[MATERIAL FOR THIS TASK — start]
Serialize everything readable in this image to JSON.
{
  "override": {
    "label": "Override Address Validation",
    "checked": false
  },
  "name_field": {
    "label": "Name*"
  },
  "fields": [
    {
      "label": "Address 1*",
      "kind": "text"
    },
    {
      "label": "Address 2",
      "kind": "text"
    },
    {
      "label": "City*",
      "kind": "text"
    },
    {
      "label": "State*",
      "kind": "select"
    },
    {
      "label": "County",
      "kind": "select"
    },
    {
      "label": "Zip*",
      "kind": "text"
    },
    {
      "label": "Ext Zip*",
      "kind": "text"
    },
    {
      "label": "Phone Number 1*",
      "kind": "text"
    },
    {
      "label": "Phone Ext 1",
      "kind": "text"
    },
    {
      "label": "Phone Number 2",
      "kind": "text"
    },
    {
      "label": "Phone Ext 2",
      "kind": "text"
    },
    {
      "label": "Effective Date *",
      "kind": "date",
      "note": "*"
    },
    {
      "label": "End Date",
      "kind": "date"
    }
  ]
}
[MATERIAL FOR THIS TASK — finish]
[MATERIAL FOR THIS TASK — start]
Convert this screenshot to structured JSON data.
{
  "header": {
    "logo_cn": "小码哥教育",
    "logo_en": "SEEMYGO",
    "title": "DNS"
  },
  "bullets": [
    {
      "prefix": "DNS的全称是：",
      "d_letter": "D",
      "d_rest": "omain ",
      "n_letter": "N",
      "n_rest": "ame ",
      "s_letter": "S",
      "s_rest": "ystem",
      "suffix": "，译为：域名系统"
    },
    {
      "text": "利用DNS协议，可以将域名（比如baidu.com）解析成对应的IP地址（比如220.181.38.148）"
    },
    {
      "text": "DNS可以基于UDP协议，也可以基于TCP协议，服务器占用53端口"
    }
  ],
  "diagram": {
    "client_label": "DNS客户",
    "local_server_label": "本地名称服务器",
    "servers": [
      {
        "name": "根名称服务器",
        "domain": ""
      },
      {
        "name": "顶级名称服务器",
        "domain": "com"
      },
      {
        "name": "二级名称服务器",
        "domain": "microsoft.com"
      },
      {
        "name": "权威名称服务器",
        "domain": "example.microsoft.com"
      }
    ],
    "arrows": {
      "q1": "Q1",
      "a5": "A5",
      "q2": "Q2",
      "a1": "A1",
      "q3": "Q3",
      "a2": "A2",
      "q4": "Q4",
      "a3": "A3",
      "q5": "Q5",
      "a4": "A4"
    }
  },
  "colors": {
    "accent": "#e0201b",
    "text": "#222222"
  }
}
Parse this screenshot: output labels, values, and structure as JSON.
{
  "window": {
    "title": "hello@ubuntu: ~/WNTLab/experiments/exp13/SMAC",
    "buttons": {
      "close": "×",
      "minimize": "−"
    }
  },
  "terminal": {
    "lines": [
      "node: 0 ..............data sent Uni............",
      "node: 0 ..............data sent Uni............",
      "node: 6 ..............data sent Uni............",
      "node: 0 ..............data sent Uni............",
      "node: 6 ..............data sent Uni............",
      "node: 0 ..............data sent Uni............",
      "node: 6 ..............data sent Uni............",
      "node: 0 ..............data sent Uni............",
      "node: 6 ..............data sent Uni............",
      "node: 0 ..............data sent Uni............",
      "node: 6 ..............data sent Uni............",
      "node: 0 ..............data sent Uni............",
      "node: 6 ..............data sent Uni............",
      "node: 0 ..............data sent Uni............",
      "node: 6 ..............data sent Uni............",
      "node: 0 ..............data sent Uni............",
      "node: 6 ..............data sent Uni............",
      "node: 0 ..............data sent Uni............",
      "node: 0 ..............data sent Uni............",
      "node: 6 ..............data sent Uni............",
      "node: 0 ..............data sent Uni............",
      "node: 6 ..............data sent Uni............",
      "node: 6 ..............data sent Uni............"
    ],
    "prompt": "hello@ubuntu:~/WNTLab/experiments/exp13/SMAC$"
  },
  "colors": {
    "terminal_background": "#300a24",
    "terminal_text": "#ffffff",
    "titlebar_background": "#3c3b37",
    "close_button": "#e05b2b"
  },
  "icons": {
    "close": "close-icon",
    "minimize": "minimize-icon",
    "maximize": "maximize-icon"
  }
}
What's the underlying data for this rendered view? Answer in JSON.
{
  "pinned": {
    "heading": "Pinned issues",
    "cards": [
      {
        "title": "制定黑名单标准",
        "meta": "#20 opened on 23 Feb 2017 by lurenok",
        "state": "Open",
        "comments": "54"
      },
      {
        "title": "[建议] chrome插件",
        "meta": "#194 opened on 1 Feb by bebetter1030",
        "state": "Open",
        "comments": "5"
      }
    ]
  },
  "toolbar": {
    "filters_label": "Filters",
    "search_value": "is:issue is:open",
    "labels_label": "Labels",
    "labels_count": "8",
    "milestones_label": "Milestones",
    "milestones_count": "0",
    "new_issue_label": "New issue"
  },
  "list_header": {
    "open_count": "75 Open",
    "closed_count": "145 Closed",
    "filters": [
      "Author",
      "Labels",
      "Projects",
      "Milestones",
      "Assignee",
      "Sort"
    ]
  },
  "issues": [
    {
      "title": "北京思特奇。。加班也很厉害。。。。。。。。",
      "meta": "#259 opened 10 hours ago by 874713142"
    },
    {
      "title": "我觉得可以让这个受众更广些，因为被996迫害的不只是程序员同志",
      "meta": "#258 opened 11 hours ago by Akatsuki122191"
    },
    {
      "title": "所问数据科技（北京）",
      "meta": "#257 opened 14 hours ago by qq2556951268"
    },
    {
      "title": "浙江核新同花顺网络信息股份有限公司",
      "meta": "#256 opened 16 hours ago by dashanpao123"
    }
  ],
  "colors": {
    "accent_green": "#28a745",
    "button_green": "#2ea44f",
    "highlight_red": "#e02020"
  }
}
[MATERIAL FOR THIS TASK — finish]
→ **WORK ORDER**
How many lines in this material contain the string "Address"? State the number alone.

→ **ANSWER**
3